The earlier school starts, the higher the risk of teen car accidents, indicates a recently published study comparing teen crash rates in two Virginia counties.
Using data from the Virginia Department of Motor Vehicles, the researchers analyzed teen crashes in Chesterfield and Henrico counties over a two-year period, 2009 to 2011.
In Chesterfield County, where school starts at 7:20 a.m., there were 1,074 crashes involving teen drivers during the study period. In Henrico County, where school starts at 8:45 a.m., there were only 707 crashes. (Otherwise, there was no difference in congestion and adult crash rates in the two counties.)
The study, published in November in the Journal of Clinical Sleep Medicine, also found that a significant number of crashes involved teen drivers running off the right side of the road, indicating that drowsy driving may be the accident cause.
Although the study does not establish a causal link between school start times and increased teen auto accidents, it does provide more data to consider when analyzing whether “early high school start times are problematic for our teens’ ability to drive safely,” a lead author of the study said in a released statement.

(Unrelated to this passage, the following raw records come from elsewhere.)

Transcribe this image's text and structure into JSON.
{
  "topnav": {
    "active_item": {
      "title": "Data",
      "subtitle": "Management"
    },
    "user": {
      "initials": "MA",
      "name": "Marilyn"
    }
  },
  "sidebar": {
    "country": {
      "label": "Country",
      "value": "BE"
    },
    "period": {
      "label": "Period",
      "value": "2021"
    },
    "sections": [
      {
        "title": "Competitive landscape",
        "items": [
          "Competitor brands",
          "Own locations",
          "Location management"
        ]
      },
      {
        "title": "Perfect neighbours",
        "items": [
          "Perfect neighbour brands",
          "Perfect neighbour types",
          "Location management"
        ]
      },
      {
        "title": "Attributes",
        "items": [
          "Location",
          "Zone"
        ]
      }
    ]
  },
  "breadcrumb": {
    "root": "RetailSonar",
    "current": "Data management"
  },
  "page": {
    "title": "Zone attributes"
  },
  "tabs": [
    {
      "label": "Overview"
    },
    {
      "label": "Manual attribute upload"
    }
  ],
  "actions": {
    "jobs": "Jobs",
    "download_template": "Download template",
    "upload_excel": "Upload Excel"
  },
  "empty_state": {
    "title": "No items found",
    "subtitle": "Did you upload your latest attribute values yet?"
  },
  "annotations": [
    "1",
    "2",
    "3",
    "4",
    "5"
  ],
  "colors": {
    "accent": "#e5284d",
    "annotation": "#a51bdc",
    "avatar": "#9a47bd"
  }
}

The researchers from Eastern Virginia Medical School, Old Dominion University and Virginia Commonwealth University conducted a similar study comparing crash rates in Chesapeake and Virginia Beach that was published in 2011.
That study also showed higher teen crash rates where school started earlier.
“We believe our results and conclusions regarding increased teen car crashes in counties with earlier school start times are strengthened, as this is a replication study and in light of the stability of our findings over four sequential years,” another study author said.
How Can We Address Teen Drowsy Driving Crashes?
As Science Daily reports, the AAA Foundation for Traffic Safety has estimated that fatigued driving – or drowsy driving – contributes to 328,000 motor vehicle crashes each year, including 6,400 crashes that cause deaths. Drivers between the ages of 16 and 24 have the highest rate of fatigued driving accidents.
Teens experience changes in sleep and circadian rhythms that may cause them to biologically prefer a later bedtime, a member of the American Academy of Sleep Medicine told Reuters. As a result, earlier school start times may cause teens to be on the road “when their biological clock tells them to sleep,” the expert said.
As Reuters reports, researched funded by the Centers for Disease Control and Prevention (CDC) that was reported in 2014 found that teen car crash rates dropped by 65-70 percent in areas where schools pushed back school start times.
The American Academy of Pediatrics recommends that middle schools and high schools start at 8:30 a.m. or later, Reuters notes. The lead author of this latest study suggested to Reuters that high schools start between 8:30 and 8:45 a.m.
Ultimately, the authors hope their latest study leads to parents and school boards collaborating on finding the optimal school start times, with the safety of teen drivers being among the factors they consider.
Parents can also play a role at home by encouraging their teen drivers to get a proper amount of sleep before they head off to school the next morning – roughly nine hours per night, experts suggest.